of Public Key Cryptography
Gerhard Frey
University of Duisburg-Essen
Institute for Experimental
Mathematics
frey@exp-math.uni-essen.de
G.A.T.I
CIRM -May 12-16, 2003
11 Data security and Arithmetic
Problem:
¡¡!A open B
"
C
(A;m;B) 7! (B;m;A)
The transfer of the message has to be
“secure”.
This has (at least) 3 aspects:
2†Reliability (engineers)
†Correctness(codingtheory,engineers
and mathematicians)
†Authenticity,privateness(cryptogra-
phy,mathematicians,computerscien-
tists, engineers)
Solutionshavetobesimple,efficientand
cheap!
3There was a basic decision some sixty
years ago:
Messages are stored and transmitted as
numbers.
This makes it possible to apply
Arithmetic
to data security.
4Weshallconcentratetothethirdaspect
which uses
ENCRYPTION
provided bycryptography.
This is, in the true sense of the word, a
classic discipline:
We find it in Mesopotamia and Caesar
used it.
5Encryption Devices
6The devices shown are examples for
symmetric procedures:
There is a common secret amongst the
partners which enables them to de- and
encrypt.
In principle they are used till today, in
refined versions.
The new standard is called AES.
Typicallythehistoricalexamplesarein-
volving secret services and military and
theinformationisexchangedamongsta
community in which each member is to
be trusted.
7This has changed dramatically becau-
seofelectroniccommunicationinpublic
networks.
So data security has become a public
challenge.Therearemillionsofpartners
in nets.
Key exchange necessary for symmetric
systemscannotberelyonpersonaltrust
and communication.
8Solution:
PUBLIC KEY CRYPTOSYSTEMS
( Diffie-Hellman 1976)
EachmemberAofthenetworkhastwo
keys:
†a private key s produced by him-A
self never leaving the private secure
environment
†a public keyp published in a direc-A
tory.
p is related to s by a (known)A A
One-Way function.
Forkeyexchangeandforencryption/decryption
A uses both keys (and the public keyof
the partner B if necessary).
There is no practically useable leakage
of information about s ; s !A B
9BASIC IDEA:
One Way Functions

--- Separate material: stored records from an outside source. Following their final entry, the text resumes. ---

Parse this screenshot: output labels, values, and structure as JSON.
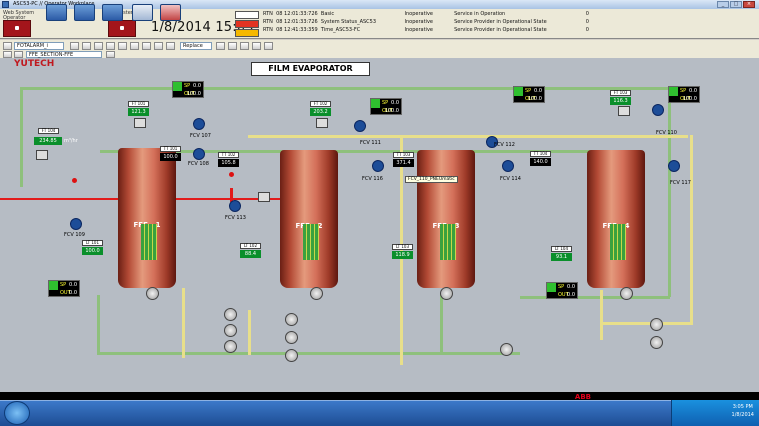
{
  "window": {
    "title": "ASC53-PC // Operator Workplace"
  },
  "header": {
    "web_system_label": "Web System",
    "web_system_sub": "Operator",
    "system_label": "System",
    "datetime": "1/8/2014 15:05",
    "events": [
      {
        "rtn": "RTN",
        "time": "08 12:01:33:726",
        "source": "Basic",
        "state": "Inoperative",
        "msg": "Service in Operation",
        "count": "0"
      },
      {
        "rtn": "RTN",
        "time": "08 12:01:33:726",
        "source": "System Status_ASC53",
        "state": "Inoperative",
        "msg": "Service Provider in Operational State",
        "count": "0"
      },
      {
        "rtn": "RTN",
        "time": "08 12:41:33:359",
        "source": "Time_ASC53-FC",
        "state": "Inoperative",
        "msg": "Service Provider in Operational State",
        "count": "0"
      }
    ]
  },
  "toolbar": {
    "combo1": "FOTALARM_i",
    "replace_label": "Replace",
    "combo2": "FFE_SECTION-FFE"
  },
  "process": {
    "brand": "YUTECH",
    "title": "FILM EVAPORATOR",
    "vessels": [
      {
        "name": "FFE - 1"
      },
      {
        "name": "FFE - 2"
      },
      {
        "name": "FFE - 3"
      },
      {
        "name": "FFE - 4"
      }
    ],
    "control_panels": [
      {
        "sp": "0.0",
        "out": "100.0"
      },
      {
        "sp": "0.0",
        "out": "100.0"
      },
      {
        "sp": "0.0",
        "out": "100.0"
      },
      {
        "sp": "0.0",
        "out": "100.0"
      },
      {
        "sp": "0.0",
        "out": "0.0"
      },
      {
        "sp": "0.0",
        "out": "0.0"
      }
    ],
    "sp_label": "SP",
    "out_label": "OUT",
    "tags": [
      {
        "tag": "FT 104",
        "value": "234.85"
      },
      {
        "tag": "FT 101",
        "value": "121.3"
      },
      {
        "tag": "FT 102",
        "value": "203.2"
      },
      {
        "tag": "FT 103",
        "value": "116.3"
      },
      {
        "tag": "LT 101",
        "value": "100.0"
      },
      {
        "tag": "LT 102",
        "value": "88.4"
      },
      {
        "tag": "LT 103",
        "value": "118.9"
      },
      {
        "tag": "LT 104",
        "value": "93.1"
      },
      {
        "tag": "TT 101",
        "value": "100.0"
      },
      {
        "tag": "TT 102",
        "value": "105.8"
      },
      {
        "tag": "TT 103",
        "value": "371.4"
      },
      {
        "tag": "TT 104",
        "value": "140.0"
      }
    ],
    "unit_m3h": "m³/hr",
    "valves": [
      "FCV 107",
      "FCV 108",
      "FCV 109",
      "FCV 110",
      "FCV 111",
      "FCV 112",
      "FCV 113",
      "FCV 114",
      "FCV 116",
      "FCV 117"
    ],
    "tooltip": "FCV_110_PNEUmatic"
  },
  "status_bar": {
    "brand": "ABB"
  },
  "taskbar": {
    "time": "3:05 PM",
    "date": "1/8/2014"
  },
  "colors": {
    "alarm_red": "#a3151b",
    "running_green": "#2fbf2f",
    "vessel": "#b34a35",
    "pipe_green": "#8ec07c",
    "pipe_yellow": "#e8df8a"
  }
}
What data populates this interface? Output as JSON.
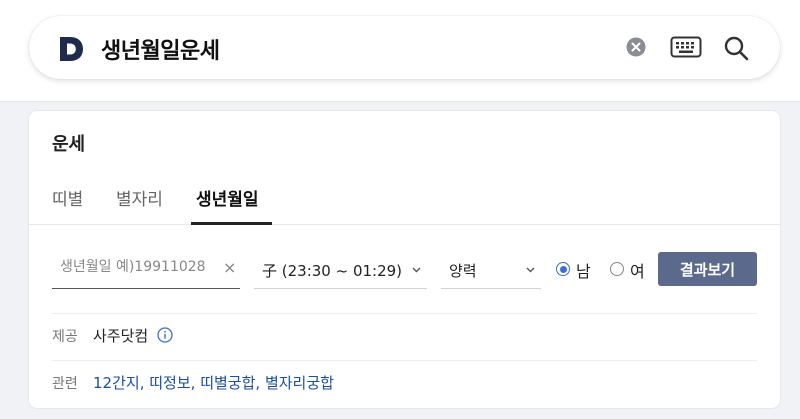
{
  "search": {
    "query": "생년월일운세",
    "logo_letter": "D"
  },
  "card": {
    "title": "운세",
    "tabs": [
      {
        "label": "띠별",
        "active": false
      },
      {
        "label": "별자리",
        "active": false
      },
      {
        "label": "생년월일",
        "active": true
      }
    ],
    "form": {
      "birth_placeholder": "생년월일 예)19911028",
      "clear_symbol": "×",
      "time_value": "子 (23:30 ~ 01:29)",
      "calendar_value": "양력",
      "gender_options": [
        {
          "label": "남",
          "checked": true
        },
        {
          "label": "여",
          "checked": false
        }
      ],
      "submit_label": "결과보기"
    },
    "provider": {
      "label": "제공",
      "name": "사주닷컴"
    },
    "related": {
      "label": "관련",
      "links": [
        "12간지",
        "띠정보",
        "띠별궁합",
        "별자리궁합"
      ]
    }
  },
  "colors": {
    "accent": "#3b6fd6",
    "button": "#5b6a8c",
    "link": "#1a4fa3",
    "logo": "#1f2b4d"
  }
}
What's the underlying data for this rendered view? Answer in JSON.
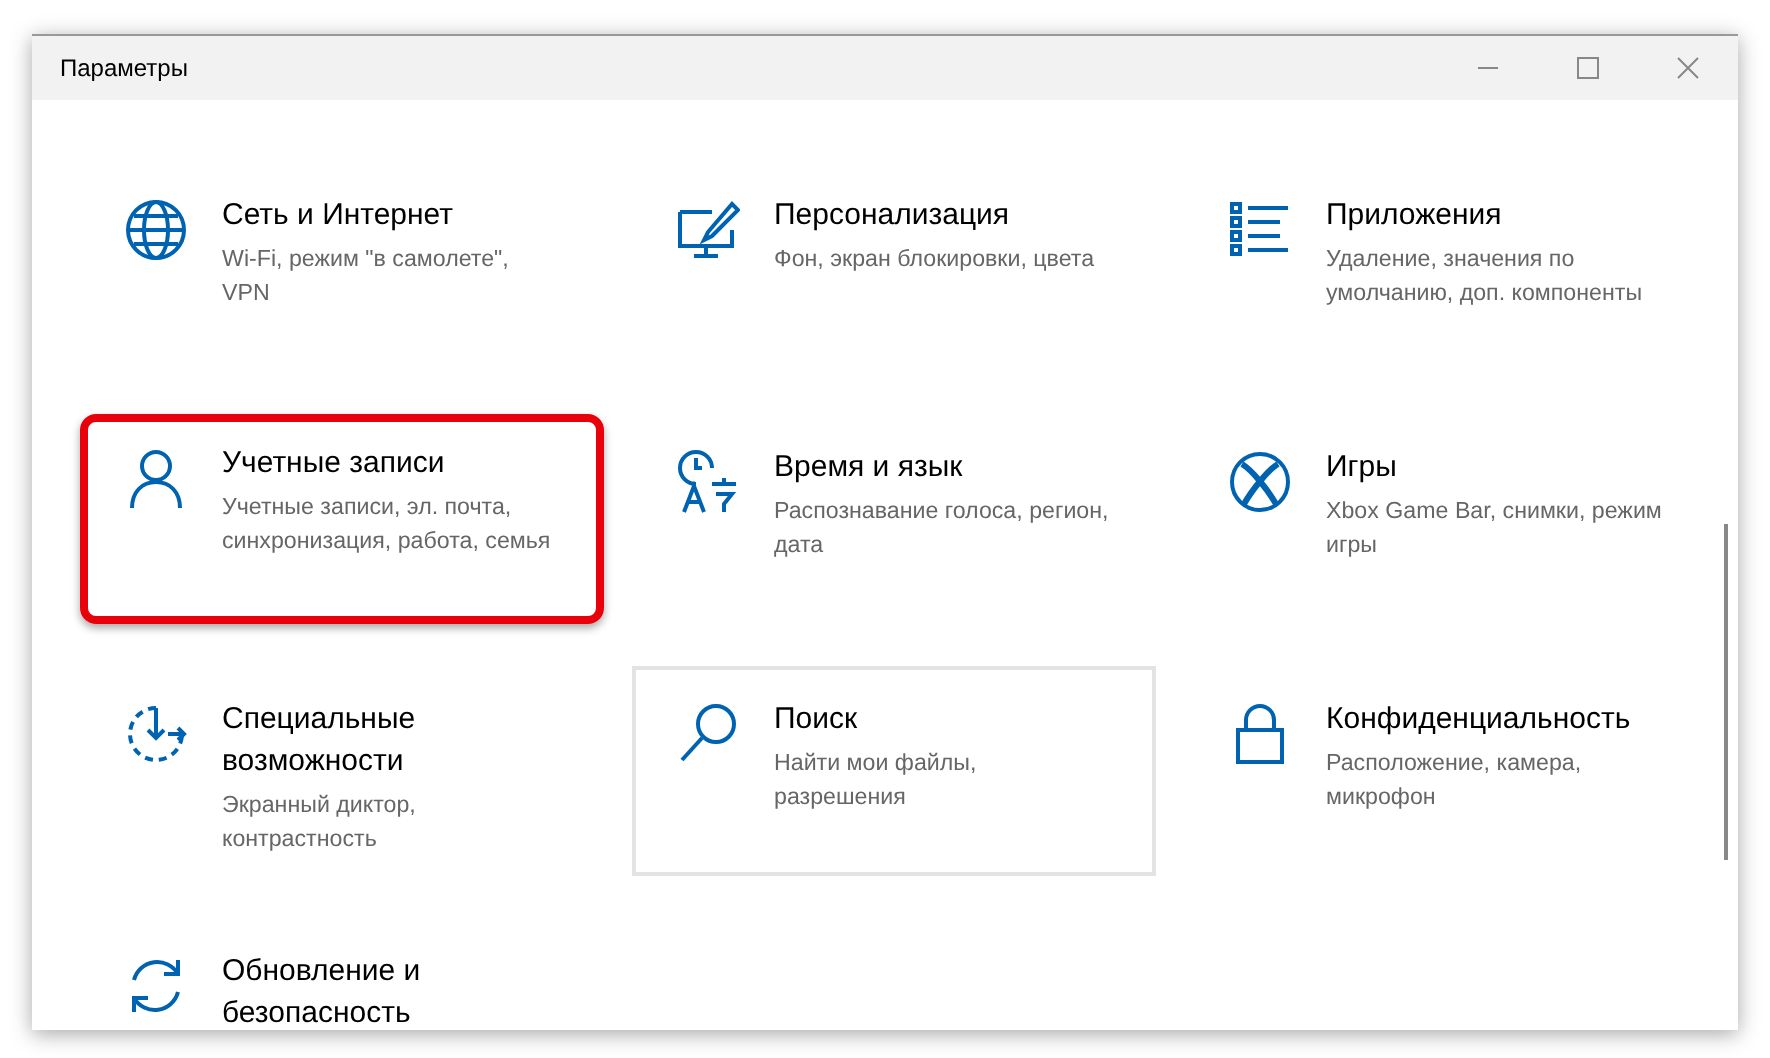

(Informal)Definition:
Let A and B be two finite sets of num-
bers and f a map from A to B.
f is a one way function if a computer
can calculate f(a) in• 50 ms
¡30butwithveryhighprobability(1¡10 )
it is impossible to find for given value
f(a) the argument a during the next
1000 years by using all known methods
and all existing computers.
10